### EXERCISE DETAILS
In your answer, repeat each line of the data exactly.

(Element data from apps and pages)
# # # #

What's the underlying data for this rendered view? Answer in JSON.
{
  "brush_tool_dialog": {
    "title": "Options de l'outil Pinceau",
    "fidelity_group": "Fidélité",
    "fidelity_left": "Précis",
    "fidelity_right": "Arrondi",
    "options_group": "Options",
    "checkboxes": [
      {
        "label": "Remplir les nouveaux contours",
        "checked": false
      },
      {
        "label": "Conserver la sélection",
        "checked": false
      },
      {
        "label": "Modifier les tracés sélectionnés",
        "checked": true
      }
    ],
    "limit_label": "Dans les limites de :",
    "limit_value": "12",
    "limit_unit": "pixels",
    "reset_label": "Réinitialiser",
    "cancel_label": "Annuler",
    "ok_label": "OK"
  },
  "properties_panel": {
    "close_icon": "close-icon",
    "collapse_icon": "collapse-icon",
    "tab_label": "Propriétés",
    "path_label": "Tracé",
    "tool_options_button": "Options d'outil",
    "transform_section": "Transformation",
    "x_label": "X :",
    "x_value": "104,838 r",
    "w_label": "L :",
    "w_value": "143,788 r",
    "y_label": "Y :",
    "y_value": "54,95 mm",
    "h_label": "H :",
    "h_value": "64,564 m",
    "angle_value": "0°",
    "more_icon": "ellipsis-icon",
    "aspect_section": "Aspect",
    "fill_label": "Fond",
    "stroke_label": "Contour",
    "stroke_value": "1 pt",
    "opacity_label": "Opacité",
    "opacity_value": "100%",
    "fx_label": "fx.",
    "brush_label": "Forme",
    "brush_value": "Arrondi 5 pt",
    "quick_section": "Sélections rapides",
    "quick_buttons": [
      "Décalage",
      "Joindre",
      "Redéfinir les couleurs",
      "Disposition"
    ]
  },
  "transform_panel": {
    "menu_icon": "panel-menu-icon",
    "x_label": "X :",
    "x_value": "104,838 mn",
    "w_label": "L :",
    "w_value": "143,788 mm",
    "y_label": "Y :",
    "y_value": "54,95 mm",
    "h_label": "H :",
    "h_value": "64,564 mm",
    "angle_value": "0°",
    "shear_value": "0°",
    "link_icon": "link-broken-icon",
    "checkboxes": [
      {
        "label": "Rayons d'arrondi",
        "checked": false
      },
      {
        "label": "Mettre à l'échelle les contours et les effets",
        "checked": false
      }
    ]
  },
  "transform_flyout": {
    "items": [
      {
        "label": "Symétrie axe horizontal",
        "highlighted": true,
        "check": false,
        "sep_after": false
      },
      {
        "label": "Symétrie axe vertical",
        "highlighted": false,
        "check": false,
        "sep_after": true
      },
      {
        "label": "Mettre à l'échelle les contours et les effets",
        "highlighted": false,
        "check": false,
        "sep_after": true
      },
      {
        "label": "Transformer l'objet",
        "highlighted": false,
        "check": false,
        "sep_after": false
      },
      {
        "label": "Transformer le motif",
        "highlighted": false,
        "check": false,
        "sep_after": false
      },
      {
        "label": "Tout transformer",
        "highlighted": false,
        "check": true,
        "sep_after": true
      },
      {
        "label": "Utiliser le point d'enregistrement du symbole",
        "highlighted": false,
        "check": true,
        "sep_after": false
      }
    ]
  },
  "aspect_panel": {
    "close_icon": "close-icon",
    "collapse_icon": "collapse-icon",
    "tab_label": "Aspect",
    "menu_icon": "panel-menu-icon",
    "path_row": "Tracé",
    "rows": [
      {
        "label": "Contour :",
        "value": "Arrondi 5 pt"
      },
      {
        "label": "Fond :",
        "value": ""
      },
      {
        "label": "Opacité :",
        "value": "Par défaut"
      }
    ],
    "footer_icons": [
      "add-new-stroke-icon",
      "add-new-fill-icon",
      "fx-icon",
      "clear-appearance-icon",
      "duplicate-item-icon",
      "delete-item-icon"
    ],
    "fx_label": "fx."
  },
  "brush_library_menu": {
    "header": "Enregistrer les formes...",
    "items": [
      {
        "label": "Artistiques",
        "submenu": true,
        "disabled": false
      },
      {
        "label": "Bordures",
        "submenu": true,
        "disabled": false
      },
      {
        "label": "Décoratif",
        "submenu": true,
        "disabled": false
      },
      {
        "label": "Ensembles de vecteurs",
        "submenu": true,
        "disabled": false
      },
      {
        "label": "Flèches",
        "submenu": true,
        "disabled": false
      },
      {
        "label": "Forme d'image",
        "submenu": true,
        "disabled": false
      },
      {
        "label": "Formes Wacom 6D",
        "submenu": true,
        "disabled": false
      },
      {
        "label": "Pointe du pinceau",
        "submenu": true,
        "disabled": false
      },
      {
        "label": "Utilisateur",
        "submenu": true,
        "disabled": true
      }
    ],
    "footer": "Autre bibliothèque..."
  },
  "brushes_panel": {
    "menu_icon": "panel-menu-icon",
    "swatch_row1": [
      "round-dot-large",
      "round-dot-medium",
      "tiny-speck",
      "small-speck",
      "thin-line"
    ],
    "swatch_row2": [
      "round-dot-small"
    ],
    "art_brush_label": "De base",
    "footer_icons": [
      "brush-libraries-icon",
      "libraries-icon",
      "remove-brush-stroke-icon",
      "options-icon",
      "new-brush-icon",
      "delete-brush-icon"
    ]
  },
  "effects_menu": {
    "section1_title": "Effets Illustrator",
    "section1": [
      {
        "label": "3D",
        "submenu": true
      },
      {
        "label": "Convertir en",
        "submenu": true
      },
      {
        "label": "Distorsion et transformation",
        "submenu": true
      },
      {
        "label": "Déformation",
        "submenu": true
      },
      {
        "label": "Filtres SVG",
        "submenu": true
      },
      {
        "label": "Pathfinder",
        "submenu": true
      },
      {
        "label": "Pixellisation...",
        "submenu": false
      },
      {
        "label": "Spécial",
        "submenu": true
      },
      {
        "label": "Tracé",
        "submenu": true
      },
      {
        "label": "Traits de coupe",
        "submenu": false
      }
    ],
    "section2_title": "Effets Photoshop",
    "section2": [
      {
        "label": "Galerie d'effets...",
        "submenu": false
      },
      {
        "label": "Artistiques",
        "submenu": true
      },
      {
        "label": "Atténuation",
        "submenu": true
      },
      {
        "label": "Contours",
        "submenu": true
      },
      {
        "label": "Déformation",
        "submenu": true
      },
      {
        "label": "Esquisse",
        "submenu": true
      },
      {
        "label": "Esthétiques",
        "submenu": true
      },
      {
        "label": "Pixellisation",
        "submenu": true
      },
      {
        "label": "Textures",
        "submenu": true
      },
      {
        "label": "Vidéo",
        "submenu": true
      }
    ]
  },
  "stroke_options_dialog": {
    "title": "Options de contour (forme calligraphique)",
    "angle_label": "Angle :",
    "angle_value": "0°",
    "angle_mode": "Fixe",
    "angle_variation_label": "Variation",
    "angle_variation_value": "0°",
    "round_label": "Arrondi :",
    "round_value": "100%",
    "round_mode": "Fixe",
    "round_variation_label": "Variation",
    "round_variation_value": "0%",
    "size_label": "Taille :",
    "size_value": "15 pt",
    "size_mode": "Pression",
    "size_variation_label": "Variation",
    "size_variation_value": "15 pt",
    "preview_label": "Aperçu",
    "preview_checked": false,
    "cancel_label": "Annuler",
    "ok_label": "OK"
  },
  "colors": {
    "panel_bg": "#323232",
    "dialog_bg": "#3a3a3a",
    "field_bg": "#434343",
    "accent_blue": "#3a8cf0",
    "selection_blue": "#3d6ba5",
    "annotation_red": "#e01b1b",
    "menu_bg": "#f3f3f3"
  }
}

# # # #

### EXERCISE SOLUTION
What's the underlying data for this rendered view? Answer in JSON.
{
  "brush_tool_dialog": {
    "title": "Options de l'outil Pinceau",
    "fidelity_group": "Fidélité",
    "fidelity_left": "Précis",
    "fidelity_right": "Arrondi",
    "options_group": "Options",
    "checkboxes": [
      {
        "label": "Remplir les nouveaux contours",
        "checked": false
      },
      {
        "label": "Conserver la sélection",
        "checked": false
      },
      {
        "label": "Modifier les tracés sélectionnés",
        "checked": true
      }
    ],
    "limit_label": "Dans les limites de :",
    "limit_value": "12",
    "limit_unit": "pixels",
    "reset_label": "Réinitialiser",
    "cancel_label": "Annuler",
    "ok_label": "OK"
  },
  "properties_panel": {
    "close_icon": "close-icon",
    "collapse_icon": "collapse-icon",
    "tab_label": "Propriétés",
    "path_label": "Tracé",
    "tool_options_button": "Options d'outil",
    "transform_section": "Transformation",
    "x_label": "X :",
    "x_value": "104,838 r",
    "w_label": "L :",
    "w_value": "143,788 r",
    "y_label": "Y :",
    "y_value": "54,95 mm",
    "h_label": "H :",
    "h_value": "64,564 m",
    "angle_value": "0°",
    "more_icon": "ellipsis-icon",
    "aspect_section": "Aspect",
    "fill_label": "Fond",
    "stroke_label": "Contour",
    "stroke_value": "1 pt",
    "opacity_label": "Opacité",
    "opacity_value": "100%",
    "fx_label": "fx.",
    "brush_label": "Forme",
    "brush_value": "Arrondi 5 pt",
    "quick_section": "Sélections rapides",
    "quick_buttons": [
      "Décalage",
      "Joindre",
      "Redéfinir les couleurs",
      "Disposition"
    ]
  },
  "transform_panel": {
    "menu_icon": "panel-menu-icon",
    "x_label": "X :",
    "x_value": "104,838 mn",
    "w_label": "L :",
    "w_value": "143,788 mm",
    "y_label": "Y :",
    "y_value": "54,95 mm",
    "h_label": "H :",
    "h_value": "64,564 mm",
    "angle_value": "0°",
    "shear_value": "0°",
    "link_icon": "link-broken-icon",
    "checkboxes": [
      {
        "label": "Rayons d'arrondi",
        "checked": false
      },
      {
        "label": "Mettre à l'échelle les contours et les effets",
        "checked": false
      }
    ]
  },
  "transform_flyout": {
    "items": [
      {
        "label": "Symétrie axe horizontal",
        "highlighted": true,
        "check": false,
        "sep_after": false
      },
      {
        "label": "Symétrie axe vertical",
        "highlighted": false,
        "check": false,
        "sep_after": true
      },
      {
        "label": "Mettre à l'échelle les contours et les effets",
        "highlighted": false,
        "check": false,
        "sep_after": true
      },
      {
        "label": "Transformer l'objet",
        "highlighted": false,
        "check": false,
        "sep_after": false
      },
      {
        "label": "Transformer le motif",
        "highlighted": false,
        "check": false,
        "sep_after": false
      },
      {
        "label": "Tout transformer",
        "highlighted": false,
        "check": true,
        "sep_after": true
      },
      {
        "label": "Utiliser le point d'enregistrement du symbole",
        "highlighted": false,
        "check": true,
        "sep_after": false
      }
    ]
  },
  "aspect_panel": {
    "close_icon": "close-icon",
    "collapse_icon": "collapse-icon",
    "tab_label": "Aspect",
    "menu_icon": "panel-menu-icon",
    "path_row": "Tracé",
    "rows": [
      {
        "label": "Contour :",
        "value": "Arrondi 5 pt"
      },
      {
        "label": "Fond :",
        "value": ""
      },
      {
        "label": "Opacité :",
        "value": "Par défaut"
      }
    ],
    "footer_icons": [
      "add-new-stroke-icon",
      "add-new-fill-icon",
      "fx-icon",
      "clear-appearance-icon",
      "duplicate-item-icon",
      "delete-item-icon"
    ],
    "fx_label": "fx."
  },
  "brush_library_menu": {
    "header": "Enregistrer les formes...",
    "items": [
      {
        "label": "Artistiques",
        "submenu": true,
        "disabled": false
      },
      {
        "label": "Bordures",
        "submenu": true,
        "disabled": false
      },
      {
        "label": "Décoratif",
        "submenu": true,
        "disabled": false
      },
      {
        "label": "Ensembles de vecteurs",
        "submenu": true,
        "disabled": false
      },
      {
        "label": "Flèches",
        "submenu": true,
        "disabled": false
      },
      {
        "label": "Forme d'image",
        "submenu": true,
        "disabled": false
      },
      {
        "label": "Formes Wacom 6D",
        "submenu": true,
        "disabled": false
      },
      {
        "label": "Pointe du pinceau",
        "submenu": true,
        "disabled": false
      },
      {
        "label": "Utilisateur",
        "submenu": true,
        "disabled": true
      }
    ],
    "footer": "Autre bibliothèque..."
  },
  "brushes_panel": {
    "menu_icon": "panel-menu-icon",
    "swatch_row1": [
      "round-dot-large",
      "round-dot-medium",
      "tiny-speck",
      "small-speck",
      "thin-line"
    ],
    "swatch_row2": [
      "round-dot-small"
    ],
    "art_brush_label": "De base",
    "footer_icons": [
      "brush-libraries-icon",
      "libraries-icon",
      "remove-brush-stroke-icon",
      "options-icon",
      "new-brush-icon",
      "delete-brush-icon"
    ]
  },
  "effects_menu": {
    "section1_title": "Effets Illustrator",
    "section1": [
      {
        "label": "3D",
        "submenu": true
      },
      {
        "label": "Convertir en",
        "submenu": true
      },
      {
        "label": "Distorsion et transformation",
        "submenu": true
      },
      {
        "label": "Déformation",
        "submenu": true
      },
      {
        "label": "Filtres SVG",
        "submenu": true
      },
      {
        "label": "Pathfinder",
        "submenu": true
      },
      {
        "label": "Pixellisation...",
        "submenu": false
      },
      {
        "label": "Spécial",
        "submenu": true
      },
      {
        "label": "Tracé",
        "submenu": true
      },
      {
        "label": "Traits de coupe",
        "submenu": false
      }
    ],
    "section2_title": "Effets Photoshop",
    "section2": [
      {
        "label": "Galerie d'effets...",
        "submenu": false
      },
      {
        "label": "Artistiques",
        "submenu": true
      },
      {
        "label": "Atténuation",
        "submenu": true
      },
      {
        "label": "Contours",
        "submenu": true
      },
      {
        "label": "Déformation",
        "submenu": true
      },
      {
        "label": "Esquisse",
        "submenu": true
      },
      {
        "label": "Esthétiques",
        "submenu": true
      },
      {
        "label": "Pixellisation",
        "submenu": true
      },
      {
        "label": "Textures",
        "submenu": true
      },
      {
        "label": "Vidéo",
        "submenu": true
      }
    ]
  },
  "stroke_options_dialog": {
    "title": "Options de contour (forme calligraphique)",
    "angle_label": "Angle :",
    "angle_value": "0°",
    "angle_mode": "Fixe",
    "angle_variation_label": "Variation",
    "angle_variation_value": "0°",
    "round_label": "Arrondi :",
    "round_value": "100%",
    "round_mode": "Fixe",
    "round_variation_label": "Variation",
    "round_variation_value": "0%",
    "size_label": "Taille :",
    "size_value": "15 pt",
    "size_mode": "Pression",
    "size_variation_label": "Variation",
    "size_variation_value": "15 pt",
    "preview_label": "Aperçu",
    "preview_checked": false,
    "cancel_label": "Annuler",
    "ok_label": "OK"
  },
  "colors": {
    "panel_bg": "#323232",
    "dialog_bg": "#3a3a3a",
    "field_bg": "#434343",
    "accent_blue": "#3a8cf0",
    "selection_blue": "#3d6ba5",
    "annotation_red": "#e01b1b",
    "menu_bg": "#f3f3f3"
  }
}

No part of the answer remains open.